Heat-related illness (HRI) can range from rashes, fainting, and cramps to heat exhaustion and heat stroke. It can be fatal, and all outdoor workers in agriculture (as well as those in high-heat indoor settings such as greenhouses) are at risk. This new 6-page publication of the UF/IFAS Department of Agricultural Education and Communication provides basic information on how to recognize the symptoms of HRI, on the underlying physiological processes and related risk factors, and on how to treat it. This publication also provides a list of preventative measures that growers, supervisors, and agricultural workers can follow, along with links to additional resources.
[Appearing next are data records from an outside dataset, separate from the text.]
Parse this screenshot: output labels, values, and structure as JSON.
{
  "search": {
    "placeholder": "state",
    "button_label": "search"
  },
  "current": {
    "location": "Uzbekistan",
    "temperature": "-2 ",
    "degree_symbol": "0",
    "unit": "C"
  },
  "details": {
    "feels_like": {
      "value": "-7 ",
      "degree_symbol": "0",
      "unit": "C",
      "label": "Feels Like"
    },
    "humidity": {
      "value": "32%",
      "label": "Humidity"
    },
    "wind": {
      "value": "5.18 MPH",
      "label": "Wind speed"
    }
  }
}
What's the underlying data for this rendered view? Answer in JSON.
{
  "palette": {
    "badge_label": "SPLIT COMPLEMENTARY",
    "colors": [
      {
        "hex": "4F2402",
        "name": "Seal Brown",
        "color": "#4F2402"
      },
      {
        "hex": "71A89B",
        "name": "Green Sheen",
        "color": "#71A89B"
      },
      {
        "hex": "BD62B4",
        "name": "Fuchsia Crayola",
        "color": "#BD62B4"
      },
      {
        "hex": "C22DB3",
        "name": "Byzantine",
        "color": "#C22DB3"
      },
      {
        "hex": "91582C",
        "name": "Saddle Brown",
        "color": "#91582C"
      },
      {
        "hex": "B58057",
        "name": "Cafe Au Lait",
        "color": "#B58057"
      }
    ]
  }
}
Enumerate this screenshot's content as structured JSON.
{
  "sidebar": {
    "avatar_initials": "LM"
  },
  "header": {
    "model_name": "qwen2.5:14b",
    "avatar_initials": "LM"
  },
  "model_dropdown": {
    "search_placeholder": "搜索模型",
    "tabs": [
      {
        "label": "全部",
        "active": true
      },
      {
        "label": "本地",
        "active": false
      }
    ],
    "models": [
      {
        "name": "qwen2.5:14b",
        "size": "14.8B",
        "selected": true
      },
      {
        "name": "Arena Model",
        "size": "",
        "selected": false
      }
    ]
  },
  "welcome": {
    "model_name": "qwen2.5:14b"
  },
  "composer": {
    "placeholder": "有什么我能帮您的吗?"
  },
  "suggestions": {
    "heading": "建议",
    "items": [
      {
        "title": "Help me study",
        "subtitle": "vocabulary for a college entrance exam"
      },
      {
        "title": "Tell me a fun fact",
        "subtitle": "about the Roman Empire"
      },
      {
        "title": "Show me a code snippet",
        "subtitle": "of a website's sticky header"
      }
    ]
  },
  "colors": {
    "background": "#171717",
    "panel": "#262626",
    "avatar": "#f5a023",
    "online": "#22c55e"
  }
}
Written by Paul Monaghan, Karissa Raskin, Maria Morera, Antonio Tovar, Valerie Mac, and Joan Flocks.

Worker Protection Standard: Determining Your WPS Responsibilities

A single-nozzle backpack sprayer is useful for foliar treatment of many woody invasive plants.

In 1992, the US Environmental Protection Agency (EPA) issued a comprehensive regulation called the Worker Protection Standard for Agricultural Pesticides (WPS). The EPA has made several changes to the WPS since it was fully implemented in 1995. This five-page document will address determining responsibilities under the revised WPS. Written by Frederick M. Fishel and published by UF’s Agronomy Department, September 2017.

There Is a Safety App for That! – Some Useful Agricultural Safety Apps

AE498An estimated 58 billion apps will be downloaded to smartphones and 14 billion to tablets in 2013. This 4-page fact sheet explores key features in smartphones and some available apps that can enhance the safety of agricultural operations. The apps presented represent a small fraction of the apps available on various platforms. Written by Michael T. Jensen, and published by the UF Department of Agricultural and Biological Engineering, August 2013.

ENY146/IN783 Living with African Bees in Florida’s Outdoor Workplaces

Figure 9.  A honey bee colony that has been removed from a water meter box.
ENY-146, a 5-page illustrated fact sheet by M. K. O’Malley and J. D. Ellis, offers African honey bee related recommendations and precautions specific to outdoor workers in Florida. Includes references. Published by the UF Department of Entomology and Nematology, June 2008.